Q: This is really interesting stuff! But what about negotiations? Isn’t that you big bailiwick? 
A: Yes, absolutely, it’s what’s made me globally recognized in my field. I’m not big on teaching how to hammer suppliers for lower prices. That’s been happening for thousands of years, since the invention of currency. And besides, squeezing supplier prices just shoves costs back up the supply chain – the supply chain actually doesn’t improve at all, you just get to report more cost savings while your supplier makes less profit and looks for other ways to make their money. I focus on investigative negotiation
strategies and value creation. If you assume a supplier is only after your money, that’s what you’ll end up fighting over – the money. But if you really research not just their positions but their interests – which are never on the quotation – you will find ways to create value for the supplier in ways that cost you little, but for which they will give cost and other total cost concessions for. I’ve had some incredible breakthroughs with this approach. I’ve got a system that moves mountains.

Q: You are really capturing my attention with this. Is that the summary of your negotiation philosophy?
A: No, there’s a lot more. We’re just scratching the surface. Consider this an appetizer! I get excited about working with companies and helping them transform and elevate what they do. The purchasing profession has been ignored. I got a Bachelor’s and a Master’s degree in business and never even heard the word “purchasing”, much less took a class in it, or even read a book about it. While all other business professions – sales, accounting, finance, operations, human resources, marketing, etc – are planned for by people who want to pursue those fields, the purchasing profession is 100% comprised of people who landed in it by accident. To make things worse, in most every company, purchasing eventually reports to someone who doesn’t understand purchasing. Now you know why I’m passionate about this.

Q: Why doesn’t purchasing get recognized more internally? 
A: Well, besides the profit generator vs revenue generator misnomer, there is the issue that we’re using metrics that nobody in the company understands. Executives say “if you’re saving me all these millions, then show them to me! Where’s the money? Give it to me if you saved me all this money.” We need to focus on departmental ROI, contributions to EPS, contributions to corporate profitability, and the like. And there needs to be leadership at the top that is able to influence internally and secure purchasing that seat at the table.

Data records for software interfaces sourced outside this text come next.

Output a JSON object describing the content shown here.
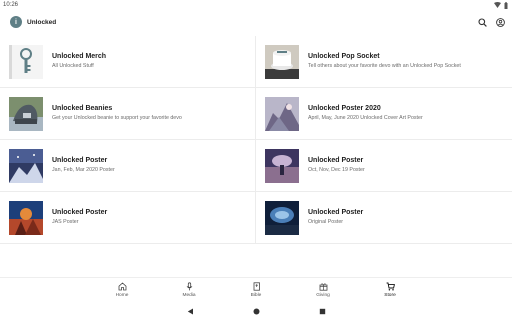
{
  "status_bar": {
    "time": "10:26"
  },
  "app_bar": {
    "title": "Unlocked",
    "logo_glyph": "i"
  },
  "products": [
    {
      "title": "Unlocked Merch",
      "subtitle": "All Unlocked Stuff"
    },
    {
      "title": "Unlocked Pop Socket",
      "subtitle": "Tell others about your favorite devo with an Unlocked Pop Socket"
    },
    {
      "title": "Unlocked Beanies",
      "subtitle": "Get your Unlocked beanie to support your favorite devo"
    },
    {
      "title": "Unlocked Poster 2020",
      "subtitle": "April, May, June 2020 Unlocked Cover Art Poster"
    },
    {
      "title": "Unlocked Poster",
      "subtitle": "Jan, Feb, Mar 2020 Poster"
    },
    {
      "title": "Unlocked Poster",
      "subtitle": "Oct, Nov, Dec 19 Poster"
    },
    {
      "title": "Unlocked Poster",
      "subtitle": "JAS Poster"
    },
    {
      "title": "Unlocked Poster",
      "subtitle": "Original Poster"
    }
  ],
  "bottom_nav": [
    {
      "label": "Home",
      "icon": "home-icon"
    },
    {
      "label": "Media",
      "icon": "microphone-icon"
    },
    {
      "label": "Bible",
      "icon": "book-icon"
    },
    {
      "label": "Giving",
      "icon": "gift-icon"
    },
    {
      "label": "Store",
      "icon": "cart-icon",
      "active": true
    }
  ],
  "colors": {
    "logo": "#5f7f86",
    "divider": "#ececec"
  }
}
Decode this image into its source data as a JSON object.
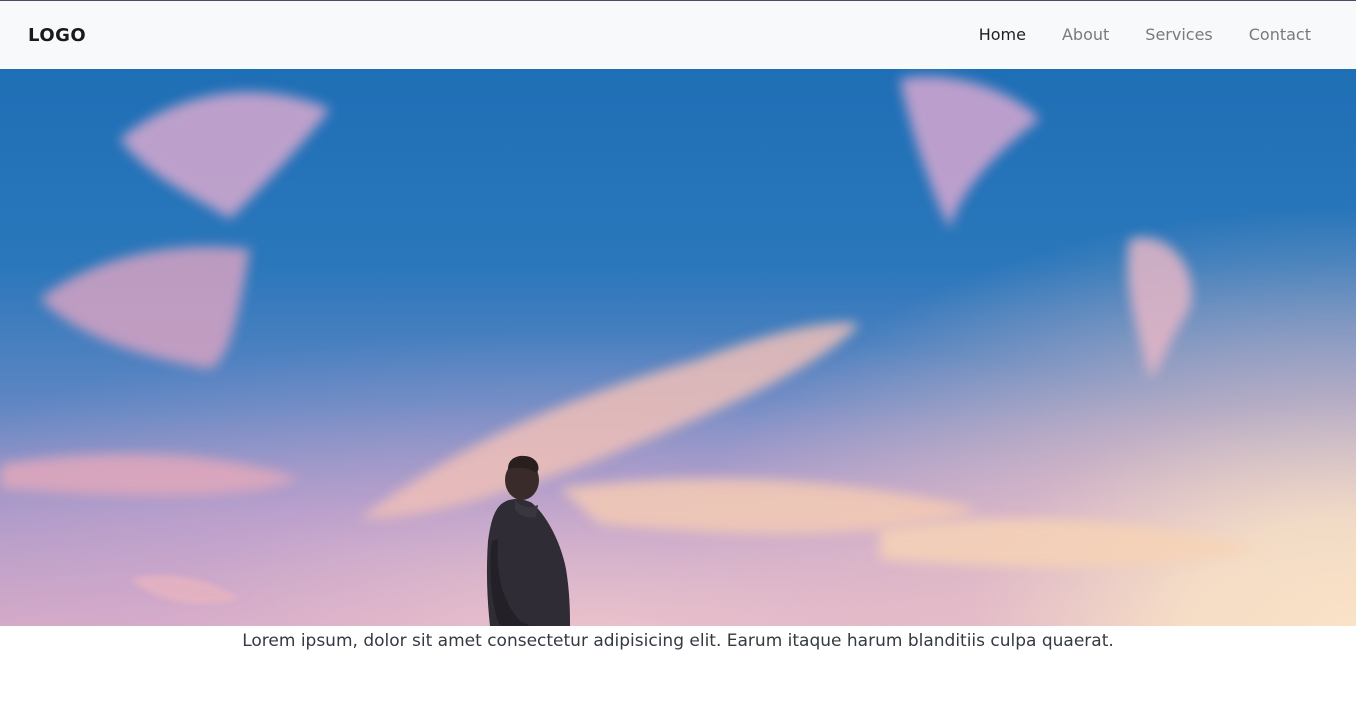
{
  "navbar": {
    "logo": "LOGO",
    "links": [
      {
        "label": "Home",
        "active": true
      },
      {
        "label": "About",
        "active": false
      },
      {
        "label": "Services",
        "active": false
      },
      {
        "label": "Contact",
        "active": false
      }
    ]
  },
  "hero": {
    "sky_top_color": "#1f6fb6",
    "sky_glow_color": "#f9e2c6"
  },
  "caption": "Lorem ipsum, dolor sit amet consectetur adipisicing elit. Earum itaque harum blanditiis culpa quaerat."
}
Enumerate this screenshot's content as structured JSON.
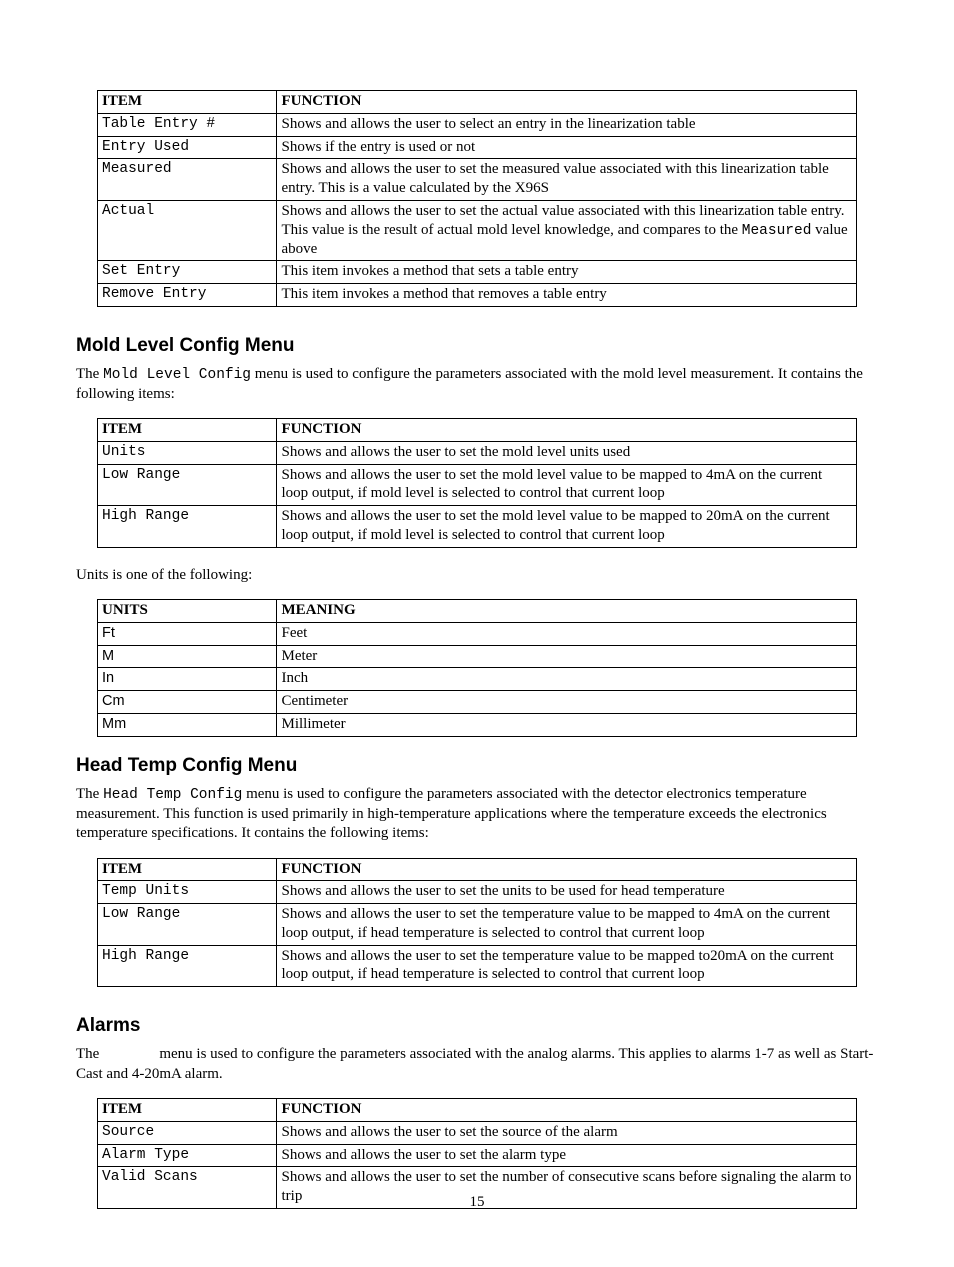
{
  "page_number": "15",
  "tables": {
    "linearization": {
      "header_item": "ITEM",
      "header_func": "FUNCTION",
      "rows": [
        {
          "item": "Table Entry #",
          "func": "Shows and allows the user to select an entry in the linearization table"
        },
        {
          "item": "Entry Used",
          "func": "Shows if the entry is used or not"
        },
        {
          "item": "Measured",
          "func_before_mono": "Shows and allows the user to set the measured value associated with this linearization table entry.  This is a value calculated by the X96S",
          "mono_insert": "",
          "func_after_mono": ""
        },
        {
          "item": "Actual",
          "func_before_mono": "Shows and allows the user to set the actual value associated with this linearization table entry.  This value is the result of actual mold level knowledge, and compares to the ",
          "mono_insert": "Measured",
          "func_after_mono": " value above"
        },
        {
          "item": "Set Entry",
          "func": "This item invokes a method that sets a table entry"
        },
        {
          "item": "Remove Entry",
          "func": "This item invokes a method that removes a table entry"
        }
      ]
    },
    "mold_config": {
      "header_item": "ITEM",
      "header_func": "FUNCTION",
      "rows": [
        {
          "item": "Units",
          "func": "Shows and allows the user to set the mold level units used"
        },
        {
          "item": "Low Range",
          "func": "Shows and allows the user to set the mold level value to be mapped to 4mA on the current loop output, if mold level is selected to control that current loop"
        },
        {
          "item": "High Range",
          "func": "Shows and allows the user to set the mold level value to be mapped to 20mA on the current loop output, if mold level is selected to control that current loop"
        }
      ]
    },
    "units": {
      "header_item": "UNITS",
      "header_func": "MEANING",
      "rows": [
        {
          "item": "Ft",
          "func": "Feet"
        },
        {
          "item": "M",
          "func": "Meter"
        },
        {
          "item": "In",
          "func": "Inch"
        },
        {
          "item": "Cm",
          "func": "Centimeter"
        },
        {
          "item": "Mm",
          "func": "Millimeter"
        }
      ]
    },
    "head_temp": {
      "header_item": "ITEM",
      "header_func": "FUNCTION",
      "rows": [
        {
          "item": "Temp Units",
          "func": "Shows and allows the user to set the units to be used for head temperature"
        },
        {
          "item": "Low Range",
          "func": "Shows and allows the user to set the temperature value to be mapped to 4mA on the current loop output, if head temperature is selected to control that current loop"
        },
        {
          "item": "High Range",
          "func": "Shows and allows the user to set the temperature value to be mapped to20mA on the current loop output, if head temperature is selected to control that current loop"
        }
      ]
    },
    "alarms": {
      "header_item": "ITEM",
      "header_func": "FUNCTION",
      "rows": [
        {
          "item": "Source",
          "func": "Shows and allows the user to set the source of the alarm"
        },
        {
          "item": "Alarm Type",
          "func": "Shows and allows the user to set the alarm type"
        },
        {
          "item": "Valid Scans",
          "func": "Shows and allows the user to set the number of consecutive scans before signaling the alarm to trip"
        }
      ]
    }
  },
  "sections": {
    "mold": {
      "heading": "Mold Level Config Menu",
      "para_pre": "The ",
      "para_mono": "Mold Level Config",
      "para_post": " menu is used to configure the parameters associated with the mold level measurement. It contains the following items:"
    },
    "units_intro": "Units is one of the following:",
    "head_temp": {
      "heading": "Head Temp Config Menu",
      "para_pre": "The ",
      "para_mono": "Head Temp Config",
      "para_post": " menu is used to configure the parameters associated with the detector electronics temperature measurement. This function is used primarily in high-temperature applications where the temperature exceeds the electronics temperature specifications.  It contains the following items:"
    },
    "alarms": {
      "heading": "Alarms",
      "para_pre": "The ",
      "para_gap": "               ",
      "para_post": "menu is used to configure the parameters associated with the analog alarms. This applies to alarms 1-7 as well as Start-Cast and 4-20mA alarm."
    }
  }
}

Q: So is it purchasing that does all the negotiations inside the company? 
A: Absolutely not! Every single person needs to learn the ability to influence – it’s the most critical factor in career success if you ask me. If you’re using position power to get your job done, then one day you will have a rude awakening – you will find out that you are the rich person who finds they no longer have friends when they are no longer rich. The ability to influence, to negotiate, to get people behind your agenda and be an ambassador of your vision – internally, externally, vertically and horizontally inside the company – you aren’t going to achieve this using position power. I lay the groundwork for executives to be world class negotiators. It’s not always innate. You have to reprogram how you engage with others with influence in mind. It’s like magic when you get it right.

Q: My goodness, this was so much great info. So do you have any other final thoughts before you leave India?
A: I’ve met some incredible executives who’ve really impressed me during my stay. I can’t wait to come back, and I’m already working with some of them for follow on engagements. I have to tell you though – the food here may just be the highlight of my trip! Next time I will bring more exercise clothes (laughs).